Purchasing a Domain Name
What’s in a name? In the Digital Age, choosing the right domain name means everything. The wrong selection can result in a lack of website traffic and, more importantly, the loss of potential customers.
There is no formula for picking the perfect domain name, but it’s a necessary first step in claiming your piece of the Web. A number of factors influence the ultimate success of your site, but here are a few naming tips:
- Keep your domain name simple. A domain should be easy to spell or pronounce, and have a limited number of characters. Making it short, though, does not mean you should use abbreviations, which often are difficult for people to remember.
- Pick a domain that contains keywords relevant to your business. Most search engines rank websites much higher if the search terms are contained in the domain name.
- Research appropriate keywords to determine which are most popular among people searching for your product or service online.
- Adding your city name to your domain can help improve search engine results and help you stand out from a variety of companies offering similar products or services in other areas. Think of how many "Mama’s Pizza" places there are, and you’ll see the value of using "mamaspizzacleveland.com" instead.
- Just like the name of a business, make sure your domain name is a name you can brand. This might mean selecting the same name for your company and domain. If the name of your business doesn’t reveal what it does or sells, go with something else.
- Don’t feel you have to restrict yourself to one name. You can register several domain names related to what you offer and point them all to your primary site. By purchasing several relevant domain names you will also keep the competition from taking advantage of your brand by association.
- Plan ahead. Obtain domain names for products and services you plan to offer in the future. Since registering a domain name can cost as little as $10 a year, it’s a good idea to reserve names in advance.
- Try not to pick a name that can be confused with another domain. You don’t want to send your customers inadvertently to the competition.
- If the name you pick is not available, try adding a prefix such as: a, the, my, your or our to your preferred domain. Most Web hosting companies will suggest a number of alternatives if your first choice isn’t available.
- Avoid hyphens. More than likely, people will forget them. And it’s more difficult to tell someone your website address if you have to say, "www dot my landscaping dash business dot com."
Consider Your Extension
Another important part of your name is the extension that appears after the domain name (such as .com). Known as a top-level domain, these extensions provide suggestions about the type of site and its content.

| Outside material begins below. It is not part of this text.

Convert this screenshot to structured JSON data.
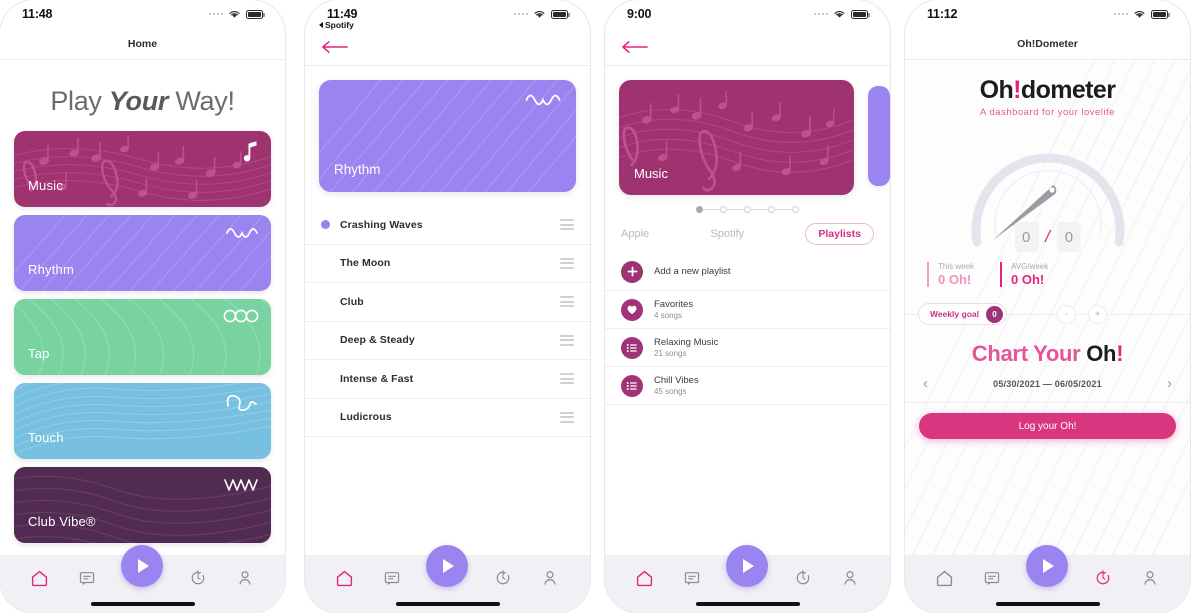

Some of the leading top-level domains include:
- .com stands for "commercial." It’s the preferred domain extension for businesses. Because of this, the number of available .com domain names is decreasing.

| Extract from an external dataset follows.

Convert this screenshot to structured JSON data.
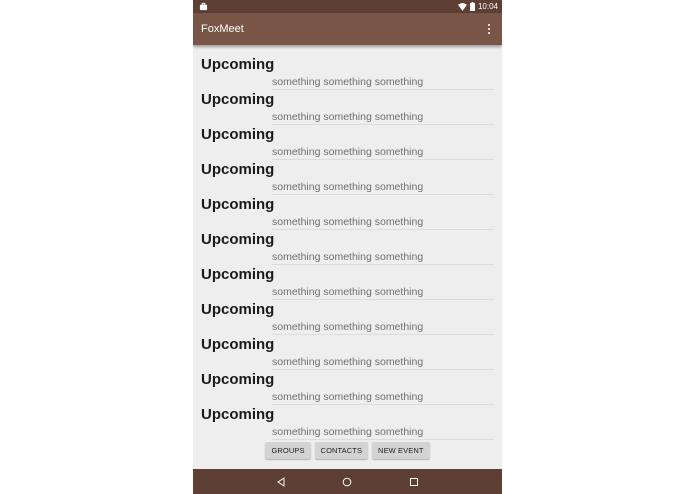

- .net represents "network." It is most commonly employed by Internet service providers, Web hosting companies and other Internet-related businesses, but its use is no longer restricted.
- .org, which stands for "organization," often is used for non-commercial sites, such as non-profit organizations, but many companies register .com and .org domains to ensure the security of their brand.
- .biz is a restricted-use domain extension for business websites.
- .info, .me, .co, .tv are growing in popularity.
- .us is a restricted-use country code (most countries have their own extensions). It can only be used by individuals, businesses, organizations, etc., that reside in the United States or its territories.
A variety of new top-level domains is being introduced to expand the overall pool of available Web addresses as well as the number of domains in languages other than English.
For example, new choices include .jobs (for employment-related sites); .mobi (for mobile-optimized sites); .tel (for the telecom industry); .travel and potentially hundreds of others.